In October 2019, two co-chairs of the next Intergovernmental Panel on Climate Change (IPCC) report in 2022 visited the Hong Kong Observatory to give advice on the climate crisis to climate researchers and government engineering departments which implement climate change adaptation measures in Hong Kong.
The co-chairs presented the three IPCC special reports published since 2018 as well as the latest scientific research on climate change. The forum discussed Hong Kong’s relationship with the climate crisis.
As well as summarising the latest findings on how our climate systems are changing, the forum highlighted the feasibility of reaching the Paris Agreement target of keeping global warming to 2°C and ideally below 1.5 °C. The co-chairs were optimistic that the development of technologies to support mitigation and adaptation measures are on track, and they also talked about a shift towards redirecting money from fossil fuel subsidies, however it was acknowledged that the bottleneck of widespread fossil fuel aversion might be stemming from a lack of informed policies for leading and directing societal transformation.
When asked by the Hong Kong climate research community about how the city’s scientists could contribute to the next IPCC report, the co-chairs said the IPCC would look forward to more regional studies.
More of these studies are needed because while the 2°C and 1.5 °C targets talk about global averages, climate projections often vary regionally. Carbon dioxide concentration is fairly uniform globally, and its warming effect is therefore also fairly uniform globally. However, the variability of regional atmospheric and oceanic circulations can pose large uncertainties for regional climate projections. For example, a 2015 study and a 2018 study showed that atmospheric circulation changes are the largest source of uncertainty in rainfall projections in the Mediterranean and in Europe respectively.
The co-chairs called for more regional studies to meet the increasing demand from governments for more certainty on regional climate projections to facilitate policy making. There has always been a trade-off between reducing regional projection uncertainty through higher spatial resolution models and the higher computational costs associated with running these higher resolutions. So far, the most commonly adopted solution is the use of higher resolution regional climate models. Through an international partnership coordinated by the World Meteorological Organisation, climate researchers in Hong Kong and its neighbouring countries are increasingly encouraged to contribute more to southeast Asia studies using regional climate models.
In the long term, beyond the next IPCC report, it is envisioned that an even larger scale international collaboration will allow for the use of higher resolution models not just on a regional level, but global.

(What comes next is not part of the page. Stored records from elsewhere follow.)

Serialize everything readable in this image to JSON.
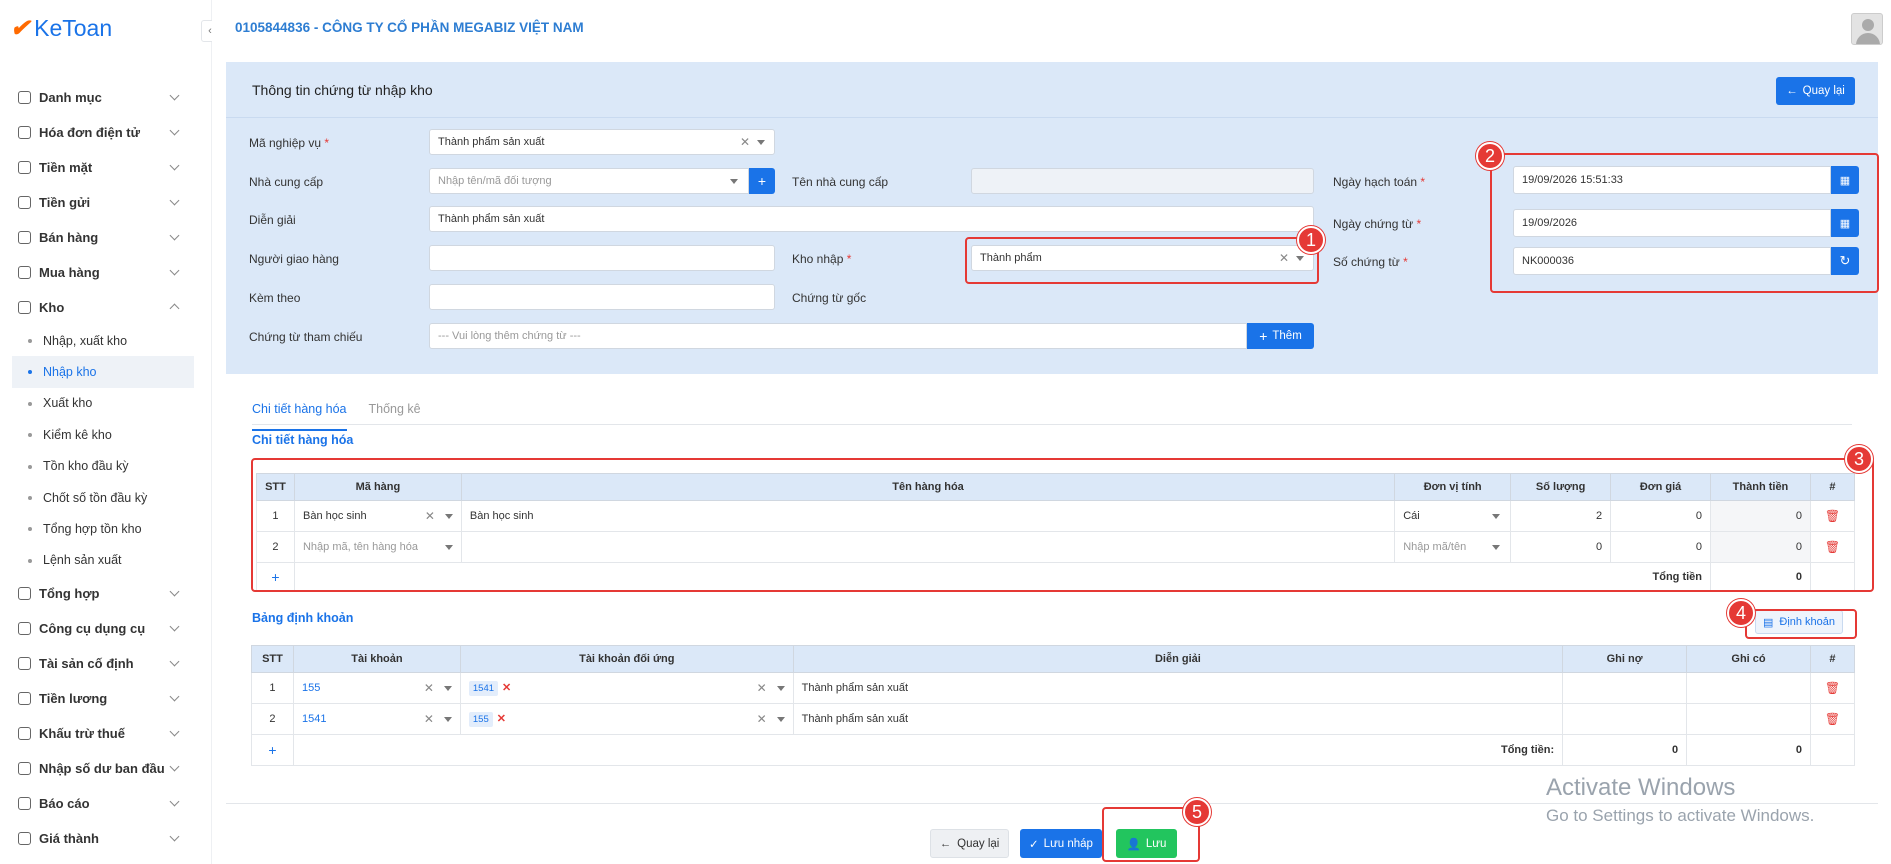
{
  "app": {
    "logo_mark": "✔",
    "logo_text": "KeToan",
    "company": "0105844836 - CÔNG TY CỔ PHẦN MEGABIZ VIỆT NAM"
  },
  "sidebar": {
    "items": [
      {
        "label": "Danh mục"
      },
      {
        "label": "Hóa đơn điện tử"
      },
      {
        "label": "Tiền mặt"
      },
      {
        "label": "Tiền gửi"
      },
      {
        "label": "Bán hàng"
      },
      {
        "label": "Mua hàng"
      },
      {
        "label": "Kho"
      }
    ],
    "kho_sub": [
      {
        "label": "Nhập, xuất kho"
      },
      {
        "label": "Nhập kho"
      },
      {
        "label": "Xuất kho"
      },
      {
        "label": "Kiểm kê kho"
      },
      {
        "label": "Tồn kho đầu kỳ"
      },
      {
        "label": "Chốt số tồn đầu kỳ"
      },
      {
        "label": "Tổng hợp tồn kho"
      },
      {
        "label": "Lệnh sản xuất"
      }
    ],
    "items_after": [
      {
        "label": "Tổng hợp"
      },
      {
        "label": "Công cụ dụng cụ"
      },
      {
        "label": "Tài sản cố định"
      },
      {
        "label": "Tiền lương"
      },
      {
        "label": "Khấu trừ thuế"
      },
      {
        "label": "Nhập số dư ban đầu"
      },
      {
        "label": "Báo cáo"
      },
      {
        "label": "Giá thành"
      }
    ]
  },
  "form": {
    "title": "Thông tin chứng từ nhập kho",
    "back_label": "Quay lại",
    "labels": {
      "ma_nghiep_vu": "Mã nghiệp vụ",
      "nha_cung_cap": "Nhà cung cấp",
      "ten_ncc": "Tên nhà cung cấp",
      "dien_giai": "Diễn giải",
      "nguoi_giao": "Người giao hàng",
      "kho_nhap": "Kho nhập",
      "kem_theo": "Kèm theo",
      "chung_tu_goc": "Chứng từ gốc",
      "tham_chieu": "Chứng từ tham chiếu",
      "ngay_hach_toan": "Ngày hạch toán",
      "ngay_chung_tu": "Ngày chứng từ",
      "so_chung_tu": "Số chứng từ",
      "required_mark": "*"
    },
    "values": {
      "ma_nghiep_vu": "Thành phẩm sản xuất",
      "nha_cung_cap_placeholder": "Nhập tên/mã đối tượng",
      "dien_giai": "Thành phẩm sản xuất",
      "kho_nhap": "Thành phẩm",
      "tham_chieu_placeholder": "--- Vui lòng thêm chứng từ ---",
      "them_label": "Thêm",
      "ngay_hach_toan": "19/09/2026 15:51:33",
      "ngay_chung_tu": "19/09/2026",
      "so_chung_tu": "NK000036"
    }
  },
  "tabs": [
    {
      "label": "Chi tiết hàng hóa"
    },
    {
      "label": "Thống kê"
    }
  ],
  "goods": {
    "section_title": "Chi tiết hàng hóa",
    "headers": [
      "STT",
      "Mã hàng",
      "Tên hàng hóa",
      "Đơn vị tính",
      "Số lượng",
      "Đơn giá",
      "Thành tiền",
      "#"
    ],
    "rows": [
      {
        "stt": "1",
        "ma": "Bàn học sinh",
        "ten": "Bàn học sinh",
        "dvt": "Cái",
        "sl": "2",
        "dg": "0",
        "tt": "0"
      },
      {
        "stt": "2",
        "ma_placeholder": "Nhập mã, tên hàng hóa",
        "ten": "",
        "dvt_placeholder": "Nhập mã/tên",
        "sl": "0",
        "dg": "0",
        "tt": "0"
      }
    ],
    "total_label": "Tổng tiền",
    "total_value": "0"
  },
  "accounting": {
    "section_title": "Bảng định khoản",
    "dinh_khoan_label": "Định khoản",
    "headers": [
      "STT",
      "Tài khoản",
      "Tài khoản đối ứng",
      "Diễn giải",
      "Ghi nợ",
      "Ghi có",
      "#"
    ],
    "rows": [
      {
        "stt": "1",
        "tk": "155",
        "doi_ung": "1541",
        "dien_giai": "Thành phẩm sản xuất",
        "no": "",
        "co": ""
      },
      {
        "stt": "2",
        "tk": "1541",
        "doi_ung": "155",
        "dien_giai": "Thành phẩm sản xuất",
        "no": "",
        "co": ""
      }
    ],
    "total_label": "Tổng tiền:",
    "total_no": "0",
    "total_co": "0"
  },
  "footer": {
    "back_label": "Quay lại",
    "save_draft_label": "Lưu nháp",
    "save_label": "Lưu"
  },
  "annotations": [
    "1",
    "2",
    "3",
    "4",
    "5"
  ],
  "watermark": {
    "line1": "Activate Windows",
    "line2": "Go to Settings to activate Windows."
  },
  "colors": {
    "primary": "#1a73e8",
    "annotation": "#e53935",
    "success": "#22c55e",
    "card_bg": "#dbe8f8"
  }
}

The co-chairs also called for more attribution studies to be included in the next IPCC report. These studies determine the extent to which climate change is responsible for certain extreme weather events. This is achieved by comparing the climate model simulations between those with and without inclusion of anthropogenic forcings, or human activity. By comparing the frequency of certain extreme events in both simulations, scientists can quantify how much human activity is shaping the odds of such extreme events happening.
Attribution studies have been done on a variety of extreme events, for example on the flooding caused by Hurricane Harvey in Texas in 2017, on the South China drought in late 2018, and on the record-breaking June 2019 heatwave in France. These studies are useful in estimating the additional economic costs associated with increased frequency of extreme events in a warming climate, which can then be compared to the estimated costs of mitigating and adapting climate change during policy making to see if large investments in policies are justified.
As for the role that Hong Kong can play in tackling such a global problem, the latest HK Policy Address indicates government plans to subsidise the installation of electric vehicle (EV) chargers across private residential buildings, easing pollution in the dense city. The government is also piloting floating photovoltaic systems at reservoirs and landfills and government buildings’ energy efficiency will also be enhanced.
As the next IPCC report draws nearer, scientists in Hong Kong and around the globe are encouraged to conduct more regional and attribution studies on climate projections. Although no industrialised nation is on track to meet the Paris Agreement targets as of September 2019, hopefully more such studies can reduce uncertainties surrounding the climate crisis and can provide more economical justifications for policy changes.